Disintermediation (financial activity outside the banking system) is far more common in the US than elsewhere. Not only through securitisation, but also because of the greater reliance by large corporations on the bond market rather than on banks. (As an aside, there’s every reason to think this exponential growth in securitisation is a good part of the reason why the epicentre of the financial crisis was in the US).
Nor should we forget derivatives, in particular all those traded over-the-counter (OTC) rather than on formal exchanges. They don’t directly generate credit or money, but by encouraging the view that risk can be handily managed they were handmaidens in the creation of a far greater quantity of such securities than would have otherwise existed. What was generally missed in the excitement is that while risk can be controlled (within reason, of course) at the firm level, it can’t for the system as a whole. After all, when all the derivatives, short trades and general financial jiggery-pokery are netted out, every single outstanding underlying security must still, by definition, be owned by someone. Derivatives, directly and indirectly, also played their part in the alchemy by which average, or even terrible, mortgages and other loans were transfigured into AAA rated securities. It was, as can be all too easily imagined, like pouring petrol on a fire.
The financial system finally became, and still is, a witch’s brew: opaque, incestuously interlinked in dangerous and often unpredictable ways, continually slipping between the cracks of (admittedly feeble) official efforts to exercise control. So long as the credit expansion lasted, it generated its own apparent justification. Certainly, very few in a position to do something (assuming they understood what was going on) had either the desire, or the motivation, to rein it in.

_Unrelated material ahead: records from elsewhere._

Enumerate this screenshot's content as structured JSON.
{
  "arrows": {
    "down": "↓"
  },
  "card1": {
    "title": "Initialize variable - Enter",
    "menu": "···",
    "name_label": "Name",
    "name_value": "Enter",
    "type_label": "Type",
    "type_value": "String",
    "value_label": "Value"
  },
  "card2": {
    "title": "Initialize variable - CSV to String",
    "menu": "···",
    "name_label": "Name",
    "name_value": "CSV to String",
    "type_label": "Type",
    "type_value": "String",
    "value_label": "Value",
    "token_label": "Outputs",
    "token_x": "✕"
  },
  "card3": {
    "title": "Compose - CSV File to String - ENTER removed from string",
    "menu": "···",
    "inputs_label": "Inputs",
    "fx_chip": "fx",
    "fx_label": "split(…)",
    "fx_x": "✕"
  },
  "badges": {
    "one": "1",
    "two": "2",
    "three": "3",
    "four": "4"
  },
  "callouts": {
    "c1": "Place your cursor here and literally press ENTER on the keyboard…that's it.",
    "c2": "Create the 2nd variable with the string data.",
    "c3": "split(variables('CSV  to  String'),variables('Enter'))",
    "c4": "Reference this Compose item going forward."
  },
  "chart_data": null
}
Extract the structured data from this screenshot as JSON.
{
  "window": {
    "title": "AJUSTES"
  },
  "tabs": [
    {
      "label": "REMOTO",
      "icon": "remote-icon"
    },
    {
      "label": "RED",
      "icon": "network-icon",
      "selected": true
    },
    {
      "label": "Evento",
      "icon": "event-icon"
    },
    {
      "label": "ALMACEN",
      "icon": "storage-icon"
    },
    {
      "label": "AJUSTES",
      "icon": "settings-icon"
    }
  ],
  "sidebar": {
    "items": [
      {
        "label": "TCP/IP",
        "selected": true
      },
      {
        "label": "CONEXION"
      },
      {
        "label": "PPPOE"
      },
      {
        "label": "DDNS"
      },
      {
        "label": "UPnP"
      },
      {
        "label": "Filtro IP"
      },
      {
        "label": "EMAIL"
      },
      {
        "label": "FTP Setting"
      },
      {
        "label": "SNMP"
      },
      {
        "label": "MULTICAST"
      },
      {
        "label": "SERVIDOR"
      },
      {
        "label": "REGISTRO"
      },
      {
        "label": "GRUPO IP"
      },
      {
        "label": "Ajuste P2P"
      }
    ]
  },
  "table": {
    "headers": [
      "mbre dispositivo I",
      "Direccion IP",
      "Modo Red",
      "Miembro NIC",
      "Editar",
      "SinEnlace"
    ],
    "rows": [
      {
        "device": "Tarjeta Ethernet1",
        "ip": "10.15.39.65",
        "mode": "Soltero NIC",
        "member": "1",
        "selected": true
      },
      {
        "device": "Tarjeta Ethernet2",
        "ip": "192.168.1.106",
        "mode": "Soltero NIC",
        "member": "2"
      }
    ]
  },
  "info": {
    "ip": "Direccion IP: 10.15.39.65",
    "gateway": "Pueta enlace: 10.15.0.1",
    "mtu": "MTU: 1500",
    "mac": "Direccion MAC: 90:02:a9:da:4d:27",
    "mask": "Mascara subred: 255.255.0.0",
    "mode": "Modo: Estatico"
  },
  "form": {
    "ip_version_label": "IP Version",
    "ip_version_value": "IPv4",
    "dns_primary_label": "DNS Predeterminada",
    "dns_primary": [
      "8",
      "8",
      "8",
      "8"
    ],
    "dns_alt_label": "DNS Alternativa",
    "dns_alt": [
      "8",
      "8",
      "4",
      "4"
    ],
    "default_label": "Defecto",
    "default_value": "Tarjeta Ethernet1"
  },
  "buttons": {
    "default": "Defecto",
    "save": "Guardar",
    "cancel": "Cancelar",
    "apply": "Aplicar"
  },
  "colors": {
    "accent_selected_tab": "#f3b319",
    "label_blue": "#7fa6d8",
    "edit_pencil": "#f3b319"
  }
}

In times of great excess (which is of course precisely when it’s most needed), the constituency for prudence is vanishingly small.